So where is R2P as a result of the Syrian conflict? First, R2P is not limited to military action; it also includes “soft” measures, as described above. Second, R2P is not dead by any means.
Reconciling Libya and Syria? R2P was expressly invoked in the former; it has not been mentioned with respect to the latter. These different reactions are not necessarily determinative of the “triggers” of R2P, as politics had more to do with the different reactions in Libya and Syria than law.
Nevertheless, “R2P is not there yet.” Right now, R2P’s biggest role is in “shaming” States into action, i.e. in stopping violence against their own civilian populations. As long as we realize that R2P is not yet law, is not yet legally binding on the States, R2P will have the room to continue to develop, so that one day R2P may become law.
Remarks by Mahnoush Arsanjani
The Syrian problem is only the latest example in the last two decades vis-a-vis SC action under Chapter VII of the Charter.
There are five dynamics: First, regional organizations. Second, increased military firepower necessary to stop violations. Third, coordinated action under UN command and control. Fourth, the lack of availability of military forces to the SC for Chapter VII actions as a result of shrinking military budgets in the Member States. Fifth, the US’s role in enforcement action.

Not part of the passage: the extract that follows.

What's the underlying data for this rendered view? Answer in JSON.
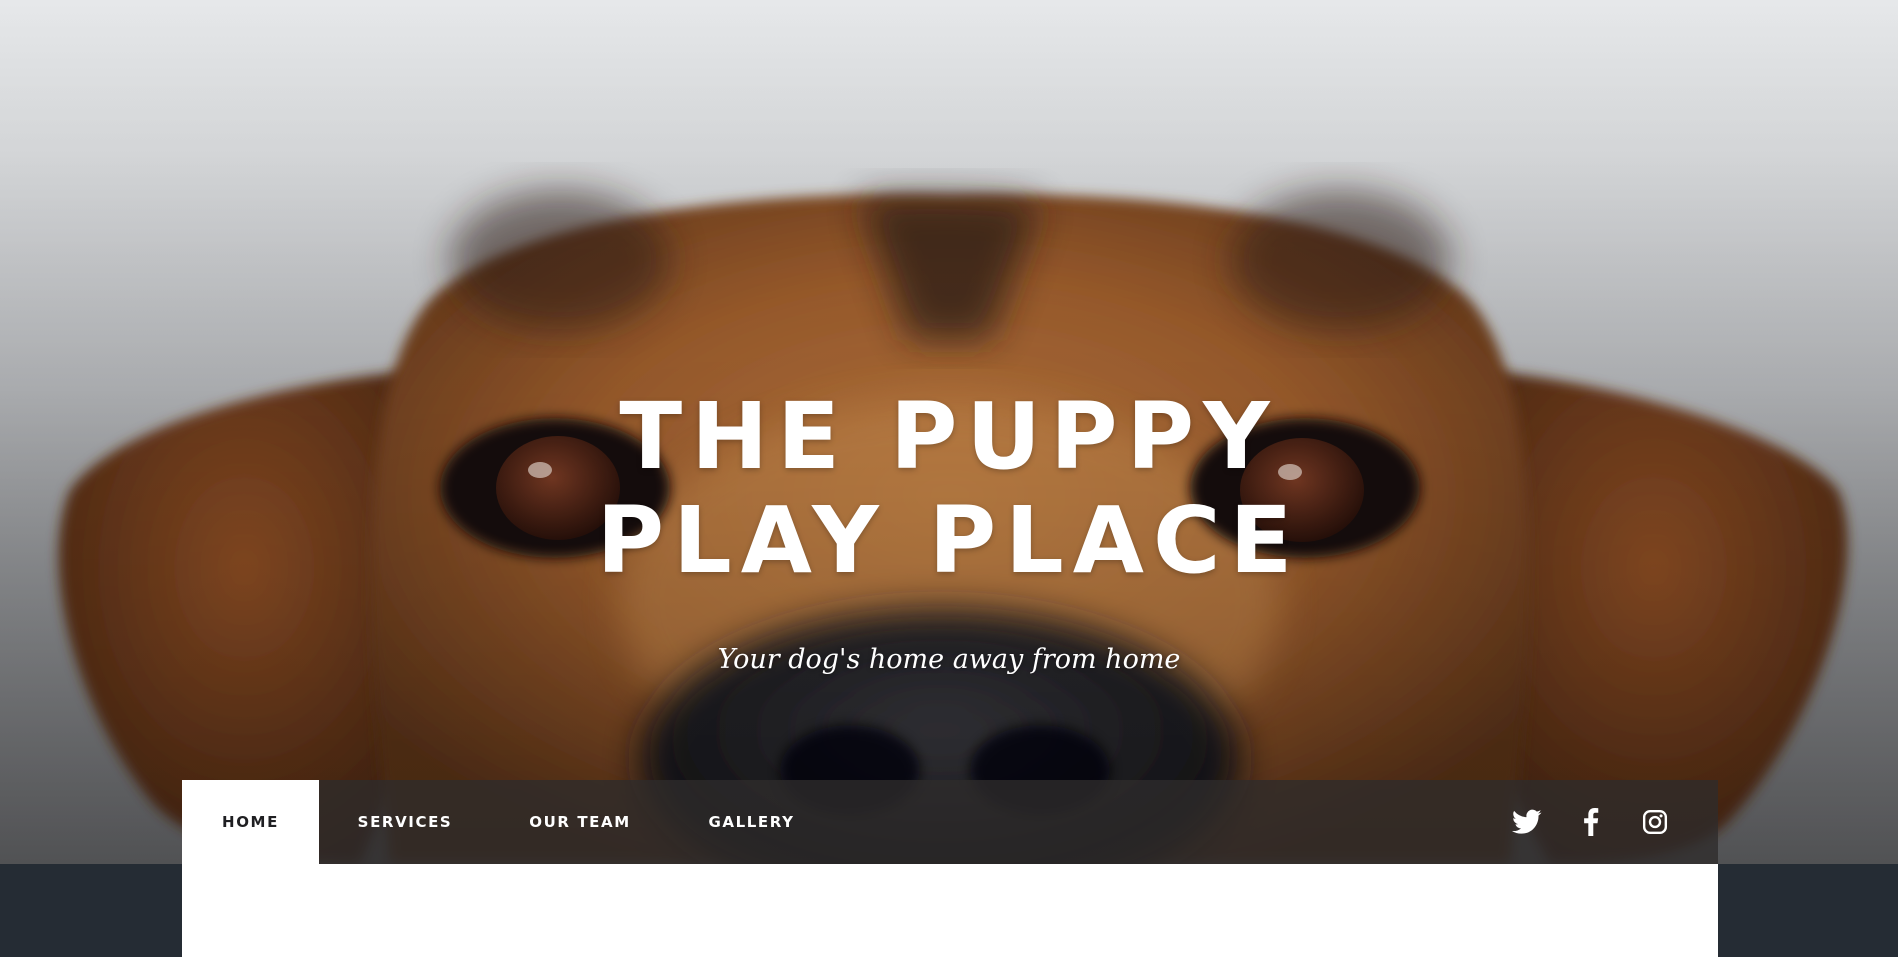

Major enforcement operations will require, as in the First Gulf War, Kosovo, and Libya, large military forces, which should operate under UN command and control. Since the First Gulf War, international military action has been carried out primarily by the US. If this trend continues – i.e. where fewer States are actively participating in SC authorized military operations – the UN system and R2P will be undermined. Fewer States have been involved in such actions because States, other than the US and China, have continued to cut their military budgets. This must change if the UN system of enforcement and R2P are to retain their respective legitimacies.

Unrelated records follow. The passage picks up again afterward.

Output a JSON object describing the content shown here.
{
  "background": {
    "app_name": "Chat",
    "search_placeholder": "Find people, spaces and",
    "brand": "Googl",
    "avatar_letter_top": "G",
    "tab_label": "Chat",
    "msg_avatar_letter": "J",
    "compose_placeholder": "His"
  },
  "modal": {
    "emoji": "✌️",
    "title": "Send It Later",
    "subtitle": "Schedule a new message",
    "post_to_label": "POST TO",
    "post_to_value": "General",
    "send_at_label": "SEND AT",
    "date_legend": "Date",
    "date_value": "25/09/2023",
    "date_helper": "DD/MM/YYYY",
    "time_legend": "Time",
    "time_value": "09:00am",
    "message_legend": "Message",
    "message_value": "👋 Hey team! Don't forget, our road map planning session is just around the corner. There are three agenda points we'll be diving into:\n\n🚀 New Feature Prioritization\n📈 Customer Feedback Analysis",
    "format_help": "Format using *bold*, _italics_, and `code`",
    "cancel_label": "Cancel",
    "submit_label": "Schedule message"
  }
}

It is simply untenable to rely on one State – the US – to enforce SC resolutions authorizing the use of military force. Domestically speaking, the US cannot be called upon to enforce SC resolutions globally when it has no interests in such areas. Internationally speaking, responses by the international community must constitute just that – responses by the international community, not just the US at the behest of the international community.
Final remarks by Nicholas Rostow
The Syrian regime has violated the most fundamental norm under international law: the prohibition on the use of force under Article 2(4). Because of the spill-over effects of the Syrian conflict, several countries have the right to self-defense under Article 51, such as Israel, Turkey, and Iraq.
The lessons of Libya have demonstrated that States must do more to participate in military action pursuant to SC resolutions. While the US “led from behind” in Libya, the operations could not have taken place without military action and support.
Lastly, right now the Assad regime is weak. As such, action should be taken to remove him from power. Nothing short of the legitimacy of the entire UN system of maintaining international peace and security is at stake. Moreover, if human rights are to stand for anything, and if R2P is to remain a viable doctrine, the international community must act to stop the mass atrocities.
Question: What about setting up humanitarian corridors?
Answer by Timur Soylemez: Turkey is not prepared to use hard measures against Syria. Approximately 25,000 refugees have spilled over into Turkey, and we are taking care of them, and will do so as long as necessary. As such, Turkey is not prepared to set up a humanitarian corridor through force in Syria at this time.